What the task asks.
Check each line of the entries below for the word "wave", then state how many lines have it and nothing more.

------ Recorded information ------

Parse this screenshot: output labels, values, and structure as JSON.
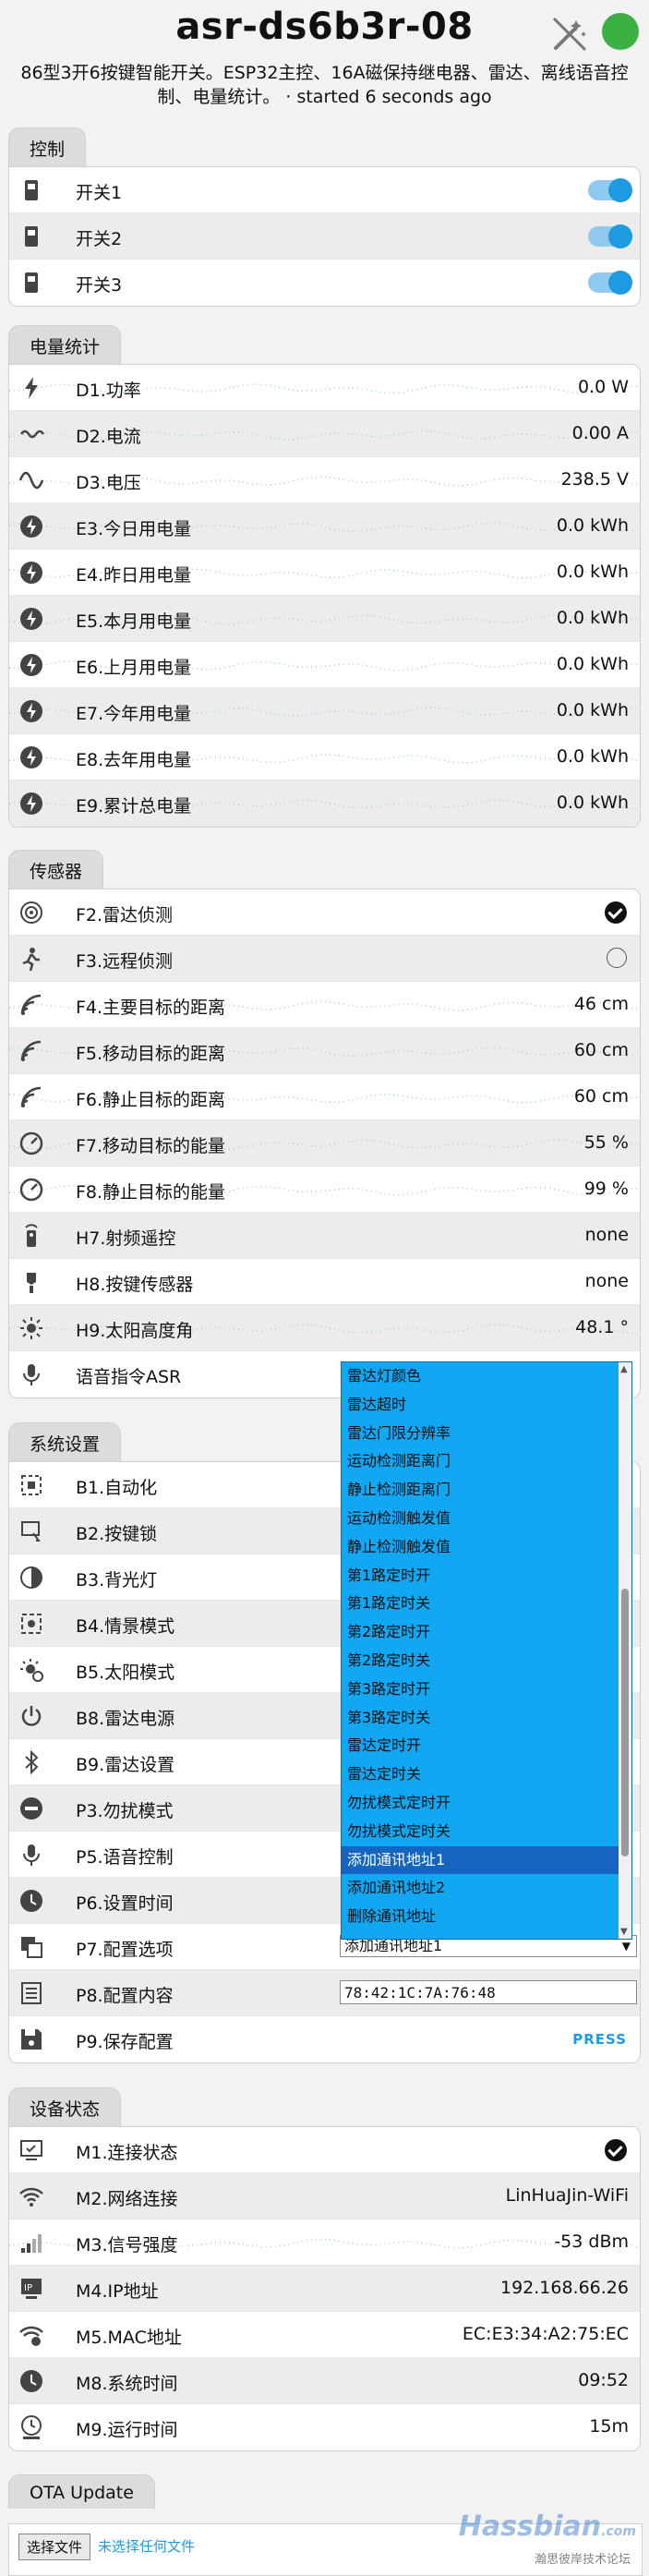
{
  "header": {
    "title": "asr-ds6b3r-08",
    "subtitle": "86型3开6按键智能开关。ESP32主控、16A磁保持继电器、雷达、离线语音控制、电量统计。 · started 6 seconds ago"
  },
  "controls": {
    "tab": "控制",
    "rows": [
      {
        "label": "开关1",
        "on": true
      },
      {
        "label": "开关2",
        "on": true
      },
      {
        "label": "开关3",
        "on": true
      }
    ]
  },
  "power": {
    "tab": "电量统计",
    "rows": [
      {
        "label": "D1.功率",
        "value": "0.0 W",
        "icon": "bolt-icon"
      },
      {
        "label": "D2.电流",
        "value": "0.00 A",
        "icon": "current-wave-icon"
      },
      {
        "label": "D3.电压",
        "value": "238.5 V",
        "icon": "sine-wave-icon"
      },
      {
        "label": "E3.今日用电量",
        "value": "0.0 kWh",
        "icon": "energy-icon"
      },
      {
        "label": "E4.昨日用电量",
        "value": "0.0 kWh",
        "icon": "energy-icon"
      },
      {
        "label": "E5.本月用电量",
        "value": "0.0 kWh",
        "icon": "energy-icon"
      },
      {
        "label": "E6.上月用电量",
        "value": "0.0 kWh",
        "icon": "energy-icon"
      },
      {
        "label": "E7.今年用电量",
        "value": "0.0 kWh",
        "icon": "energy-icon"
      },
      {
        "label": "E8.去年用电量",
        "value": "0.0 kWh",
        "icon": "energy-icon"
      },
      {
        "label": "E9.累计总电量",
        "value": "0.0 kWh",
        "icon": "energy-icon"
      }
    ]
  },
  "sensors": {
    "tab": "传感器",
    "rows": [
      {
        "label": "F2.雷达侦测",
        "value": "",
        "icon": "radar-icon"
      },
      {
        "label": "F3.远程侦测",
        "value": "",
        "icon": "motion-icon"
      },
      {
        "label": "F4.主要目标的距离",
        "value": "46 cm",
        "icon": "signal-distance-icon"
      },
      {
        "label": "F5.移动目标的距离",
        "value": "60 cm",
        "icon": "signal-distance-icon"
      },
      {
        "label": "F6.静止目标的距离",
        "value": "60 cm",
        "icon": "signal-distance-icon"
      },
      {
        "label": "F7.移动目标的能量",
        "value": "55 %",
        "icon": "gauge-icon"
      },
      {
        "label": "F8.静止目标的能量",
        "value": "99 %",
        "icon": "gauge-icon"
      },
      {
        "label": "H7.射频遥控",
        "value": "none",
        "icon": "remote-icon"
      },
      {
        "label": "H8.按键传感器",
        "value": "none",
        "icon": "key-icon"
      },
      {
        "label": "H9.太阳高度角",
        "value": "48.1 °",
        "icon": "sun-icon"
      },
      {
        "label": "语音指令ASR",
        "value": "",
        "icon": "microphone-icon"
      }
    ]
  },
  "system": {
    "tab": "系统设置",
    "rows": [
      {
        "label": "B1.自动化",
        "icon": "automation-icon"
      },
      {
        "label": "B2.按键锁",
        "icon": "key-lock-icon"
      },
      {
        "label": "B3.背光灯",
        "icon": "backlight-icon"
      },
      {
        "label": "B4.情景模式",
        "icon": "scene-icon"
      },
      {
        "label": "B5.太阳模式",
        "icon": "sun-mode-icon"
      },
      {
        "label": "B8.雷达电源",
        "icon": "power-icon"
      },
      {
        "label": "B9.雷达设置",
        "icon": "bluetooth-icon"
      },
      {
        "label": "P3.勿扰模式",
        "icon": "minus-circle-icon"
      },
      {
        "label": "P5.语音控制",
        "icon": "microphone-icon"
      },
      {
        "label": "P6.设置时间",
        "icon": "clock-icon"
      },
      {
        "label": "P7.配置选项",
        "icon": "copy-icon"
      },
      {
        "label": "P8.配置内容",
        "icon": "list-icon"
      },
      {
        "label": "P9.保存配置",
        "icon": "save-icon"
      }
    ],
    "p7_selected": "添加通讯地址1",
    "p8_value": "78:42:1C:7A:76:48",
    "p9_button": "PRESS",
    "dropdown_options": [
      "雷达灯颜色",
      "雷达超时",
      "雷达门限分辨率",
      "运动检测距离门",
      "静止检测距离门",
      "运动检测触发值",
      "静止检测触发值",
      "第1路定时开",
      "第1路定时关",
      "第2路定时开",
      "第2路定时关",
      "第3路定时开",
      "第3路定时关",
      "雷达定时开",
      "雷达定时关",
      "勿扰模式定时开",
      "勿扰模式定时关",
      "添加通讯地址1",
      "添加通讯地址2",
      "删除通讯地址"
    ],
    "dropdown_highlight": "添加通讯地址1"
  },
  "status": {
    "tab": "设备状态",
    "rows": [
      {
        "label": "M1.连接状态",
        "value": "",
        "icon": "monitor-check-icon"
      },
      {
        "label": "M2.网络连接",
        "value": "LinHuaJin-WiFi",
        "icon": "wifi-icon"
      },
      {
        "label": "M3.信号强度",
        "value": "-53 dBm",
        "icon": "signal-bars-icon"
      },
      {
        "label": "M4.IP地址",
        "value": "192.168.66.26",
        "icon": "ip-icon"
      },
      {
        "label": "M5.MAC地址",
        "value": "EC:E3:34:A2:75:EC",
        "icon": "wifi-settings-icon"
      },
      {
        "label": "M8.系统时间",
        "value": "09:52",
        "icon": "clock-icon"
      },
      {
        "label": "M9.运行时间",
        "value": "15m",
        "icon": "uptime-icon"
      }
    ]
  },
  "ota": {
    "tab": "OTA Update",
    "file_button": "选择文件",
    "file_text": "未选择任何文件"
  },
  "watermark": {
    "text": "Hassbian",
    "sub": "瀚思彼岸技术论坛",
    "com": ".com"
  },
  "colors": {
    "accent": "#1e9be0",
    "status_green": "#3cb043",
    "dropdown_bg": "#12a7f2"
  }
}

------

Solution to this task.
2